New Releases: Streaming Warfare: Operation Red Sea (2018) Reviewed

Loosely based on the 2015 evacuation of Chinese foreign nationals in the port of Yemen, this is exactly how war movies should be made. Like a blistering hail storm of bullets and metallic fragments, Operation Red Sea is here to prove that military warfare is still a great thing when transposed to the screen properly. 

In what could possibly end up being the most action filled war epic of 2018, Dante Lam's Operation Red Sea is a never-ending stream of death, blood, and sheer mayhem. 

At a length of two hours and twenty two minutes, this militaristic battle piece never stops throwing its $72 million budget at the screen with an absolute lust for total destruction. Kicking off on the ocean, modern pirates are decimated by a tactical team of highly trained soldiers.
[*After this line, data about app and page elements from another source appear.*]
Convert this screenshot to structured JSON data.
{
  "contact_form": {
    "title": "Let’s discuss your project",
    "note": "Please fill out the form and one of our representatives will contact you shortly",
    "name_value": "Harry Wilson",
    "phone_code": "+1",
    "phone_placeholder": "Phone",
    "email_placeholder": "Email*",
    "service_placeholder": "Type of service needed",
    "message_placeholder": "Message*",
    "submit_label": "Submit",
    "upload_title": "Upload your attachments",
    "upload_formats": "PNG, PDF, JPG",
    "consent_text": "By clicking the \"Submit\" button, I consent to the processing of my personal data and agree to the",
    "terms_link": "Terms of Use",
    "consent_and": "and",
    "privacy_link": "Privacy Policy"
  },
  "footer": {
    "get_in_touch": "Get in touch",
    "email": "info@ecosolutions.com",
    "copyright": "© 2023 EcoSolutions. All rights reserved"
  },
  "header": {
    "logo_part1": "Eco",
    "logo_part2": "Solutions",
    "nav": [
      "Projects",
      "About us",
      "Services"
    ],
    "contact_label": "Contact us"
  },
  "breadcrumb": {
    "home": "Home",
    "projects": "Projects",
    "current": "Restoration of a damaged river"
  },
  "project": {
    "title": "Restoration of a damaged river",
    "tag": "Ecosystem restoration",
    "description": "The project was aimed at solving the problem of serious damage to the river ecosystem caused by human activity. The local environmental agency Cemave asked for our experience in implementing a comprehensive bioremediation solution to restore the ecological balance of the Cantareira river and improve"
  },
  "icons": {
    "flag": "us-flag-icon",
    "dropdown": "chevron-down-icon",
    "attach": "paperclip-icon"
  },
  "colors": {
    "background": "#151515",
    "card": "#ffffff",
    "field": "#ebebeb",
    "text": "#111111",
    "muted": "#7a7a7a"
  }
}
Quickly moving to a story that involves a terrorist plot with hostages, focus shifts to a brutal battle that plays out like a highly rendered live action video game. At a breakneck pace, bodies are ripped to shreds, buildings are destroyed, and the bad guys find brand new ways to be decimated by the opposing forces. 

American cinema! This is us sniping you. 

Interchanging story and character development for a high pitch opera of gunfire, Operation Red Sea often times calls back to the heroics of Black Hawk Down. Reportedly this is based on some 'true events' but that might be an outlandish claim considering the amount of mayhem that takes place here. The amount of damage that takes place is totally unfounded in most reality based films about terrorists. Using nearly every weapon known to man, Red Sea is a wet dream for those that love their action and provides an escapist type story that pits heroes against a stockpile of foreign foes with machine guns. 

Fans of action films will be in pure heaven as Lam's delivery is fully self aware but one hundred percent dedicated to bringing a visceral tale of heroism to the movies. Some might complain at the lack of plot cohesion, but this flick starts with a hail of gunfire and ends the same. Cramming in every possible war machine as he can, Red Sea is a step up for action cinema. From tanks, to drones, to first person shooter style, to missile systems, to flesh being torn from bone, Lam's love for modern warfare is flawless.  

Yup. I'm a bad ass. 

What's really striking about the feature is the broad spectrum of landscapes, set pieces, and the devastation that takes place. This is like Call of Duty on speed. It's an unrelenting project that definitely calls back to the '80s as it spins a fiery web of amplified combat. Not since John Woo's Hard Boiled have I been so enamored with an asian action film.